The Queen has condemned the abuse of female journalists and online disinformation during a speech at the annual Foreign Press Association Awards.
In the keynote address, Queen Camilla said women were among the “bravest reporters of all” as she spoke of how “tough” the profession can be.
She said: “From trailblazers like Martha Gelhorn and Christiane Amanpour, to those such as Marie Colvin and Daphne Caruana Galizia, who have so tragically paid with their lives, their courage was matched only by their conviction that the truth matters.
“Perhaps this has never been more evident than in our digital age, where disinformation runs rife and where female journalists are increasingly targeted on social media.”
The Queen, 76, was speaking at the Sheraton Grand London Park Lane hotel for the 135-year celebration of the Foreign Press Association (FPA), the oldest and largest association of foreign correspondents in the world. The King is also an honorary member.
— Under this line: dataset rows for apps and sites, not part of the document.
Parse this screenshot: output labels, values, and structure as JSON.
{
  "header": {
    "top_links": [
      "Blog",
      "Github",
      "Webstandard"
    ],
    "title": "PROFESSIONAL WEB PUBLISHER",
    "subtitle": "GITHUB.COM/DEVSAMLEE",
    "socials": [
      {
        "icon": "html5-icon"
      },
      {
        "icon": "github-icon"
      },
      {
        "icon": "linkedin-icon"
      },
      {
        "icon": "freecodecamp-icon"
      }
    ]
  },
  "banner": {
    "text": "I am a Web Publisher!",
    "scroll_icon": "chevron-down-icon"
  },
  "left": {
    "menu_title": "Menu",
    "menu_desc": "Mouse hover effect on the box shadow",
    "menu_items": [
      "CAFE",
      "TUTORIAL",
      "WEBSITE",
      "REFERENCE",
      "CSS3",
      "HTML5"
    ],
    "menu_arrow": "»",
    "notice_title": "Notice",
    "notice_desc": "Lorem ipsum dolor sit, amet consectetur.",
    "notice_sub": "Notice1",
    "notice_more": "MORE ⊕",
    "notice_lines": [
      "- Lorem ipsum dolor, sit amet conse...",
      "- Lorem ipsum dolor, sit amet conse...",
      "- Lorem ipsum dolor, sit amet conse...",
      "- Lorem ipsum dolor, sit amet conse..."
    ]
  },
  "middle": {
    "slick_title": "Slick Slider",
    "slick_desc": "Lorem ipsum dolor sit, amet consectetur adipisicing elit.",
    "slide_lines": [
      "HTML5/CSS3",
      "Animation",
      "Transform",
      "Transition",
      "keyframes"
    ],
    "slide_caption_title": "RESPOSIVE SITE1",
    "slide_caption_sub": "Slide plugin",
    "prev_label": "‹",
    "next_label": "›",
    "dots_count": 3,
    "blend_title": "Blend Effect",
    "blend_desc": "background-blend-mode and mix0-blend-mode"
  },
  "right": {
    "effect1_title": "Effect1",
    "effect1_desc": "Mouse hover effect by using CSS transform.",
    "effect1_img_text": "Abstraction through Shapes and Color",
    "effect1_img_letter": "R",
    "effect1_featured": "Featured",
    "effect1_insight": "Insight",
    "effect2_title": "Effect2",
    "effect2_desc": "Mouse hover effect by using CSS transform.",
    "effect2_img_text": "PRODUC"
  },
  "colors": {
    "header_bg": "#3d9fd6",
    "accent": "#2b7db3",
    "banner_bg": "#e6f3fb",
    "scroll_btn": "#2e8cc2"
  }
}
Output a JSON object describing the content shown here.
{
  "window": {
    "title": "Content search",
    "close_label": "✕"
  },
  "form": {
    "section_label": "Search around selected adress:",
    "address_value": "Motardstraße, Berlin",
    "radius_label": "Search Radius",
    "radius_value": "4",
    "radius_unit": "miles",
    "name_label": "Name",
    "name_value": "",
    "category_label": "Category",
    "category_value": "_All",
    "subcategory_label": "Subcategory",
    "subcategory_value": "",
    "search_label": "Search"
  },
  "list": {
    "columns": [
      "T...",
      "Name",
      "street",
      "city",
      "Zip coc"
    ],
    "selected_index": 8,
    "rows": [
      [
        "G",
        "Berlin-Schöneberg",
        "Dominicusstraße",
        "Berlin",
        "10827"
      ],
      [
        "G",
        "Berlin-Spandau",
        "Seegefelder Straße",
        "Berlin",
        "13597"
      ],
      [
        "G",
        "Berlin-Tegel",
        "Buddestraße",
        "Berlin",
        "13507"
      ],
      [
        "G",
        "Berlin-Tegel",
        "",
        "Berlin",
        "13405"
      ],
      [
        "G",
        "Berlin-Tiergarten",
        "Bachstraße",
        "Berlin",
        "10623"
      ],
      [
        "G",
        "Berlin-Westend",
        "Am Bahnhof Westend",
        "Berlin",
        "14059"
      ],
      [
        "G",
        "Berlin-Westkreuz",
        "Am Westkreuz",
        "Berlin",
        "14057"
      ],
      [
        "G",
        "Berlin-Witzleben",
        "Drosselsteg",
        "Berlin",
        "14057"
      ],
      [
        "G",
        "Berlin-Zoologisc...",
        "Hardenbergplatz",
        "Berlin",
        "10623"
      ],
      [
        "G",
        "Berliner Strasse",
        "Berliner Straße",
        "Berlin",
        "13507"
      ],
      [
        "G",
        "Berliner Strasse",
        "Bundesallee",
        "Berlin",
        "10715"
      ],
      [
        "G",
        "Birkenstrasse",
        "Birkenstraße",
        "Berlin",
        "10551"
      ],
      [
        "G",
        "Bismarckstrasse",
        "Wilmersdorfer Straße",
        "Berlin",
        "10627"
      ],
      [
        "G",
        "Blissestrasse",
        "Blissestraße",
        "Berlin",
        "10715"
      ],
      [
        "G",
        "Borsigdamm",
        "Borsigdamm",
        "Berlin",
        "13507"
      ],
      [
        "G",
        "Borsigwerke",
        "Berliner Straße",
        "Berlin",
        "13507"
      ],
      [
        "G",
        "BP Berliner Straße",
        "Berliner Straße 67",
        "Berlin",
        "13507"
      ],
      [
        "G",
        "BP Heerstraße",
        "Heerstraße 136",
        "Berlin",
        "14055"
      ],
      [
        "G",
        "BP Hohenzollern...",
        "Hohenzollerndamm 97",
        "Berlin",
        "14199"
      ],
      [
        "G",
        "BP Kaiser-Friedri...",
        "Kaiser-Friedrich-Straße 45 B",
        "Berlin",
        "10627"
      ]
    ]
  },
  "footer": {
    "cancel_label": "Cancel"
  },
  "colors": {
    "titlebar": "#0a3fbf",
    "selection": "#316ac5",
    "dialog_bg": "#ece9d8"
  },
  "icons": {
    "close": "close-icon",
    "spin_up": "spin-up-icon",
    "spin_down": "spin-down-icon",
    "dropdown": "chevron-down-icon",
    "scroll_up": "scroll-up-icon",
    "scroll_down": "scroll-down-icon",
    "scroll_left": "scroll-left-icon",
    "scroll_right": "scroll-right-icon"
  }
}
She was welcomed to the annual awards ceremony on Monday evening by Deborah Bonetti, the organisation’s director, and Dagmar Seeland, its president, as she was presented with her own honorary membership.
During her speech, Camilla quipped that she had been “the subject of one or two stories myself over the years” as she said she understood the responsibilities of the profession.
It comes as the Committee to Protect Journalists reported on Monday that 48 journalists and media workers had been killed in the Israel-Hamas conflict since the Oct 7 attack on southern Israel by Hamas and the subsequent Israeli offensive in Gaza.
Queen Camilla hailed the FPA’s efforts to “promote and protect” women throughout its long history, and noted the organisation’s efforts to provide specialised training for women to deal with “disruptive and abusive behaviour” from members of the public.
Last year, a global study detailed the extent of online abuse and harassment faced by women in the industry, calling it a “crisis” that had led to female reporters being threatened and murdered.
The three-year survey by the International Centre for Journalists and the University of Sheffield, involving more than 1,000 women from 15 countries, found the majority had suffered from online violence.
In her speech, the Queen also thanked journalists for covering and raising awareness of global domestic and sexual abuse against women, a cause that she has made one of her key campaigning issues.
“The FPA grew out of the need to reveal and condemn violence against women… and this remains a key part of journalism today,” she said. “You have the ability to break the corrosive silence that frequently surrounds abuse.
“You bring into the open the voices of victims, you break taboos, you shine a light on these heinous crimes and you guide the public on what they can do to help.”
The Queen also used her speech to highlight that rape and sexual abuse “continue to be a pervasive and all-too-often hidden feature of conflict zones the world over.”
She also reiterated her staunch support of “true freedom of expression” as she initially pledged in a speech at the London Press Club Awards in 2011, when she was Duchess of Cornwall.
Despite the countless stories about her over decades of coverage, the Queen again described freedom of expression as being “at the heart of our democratic system” and said she was “following in the footsteps” of her husband, King Charles, who also made a keynote speech at the FPA annual awards ceremony as Prince of Wales in 2008.
The FPA was founded in 1888 to help journalists from across the globe report on events in Britain.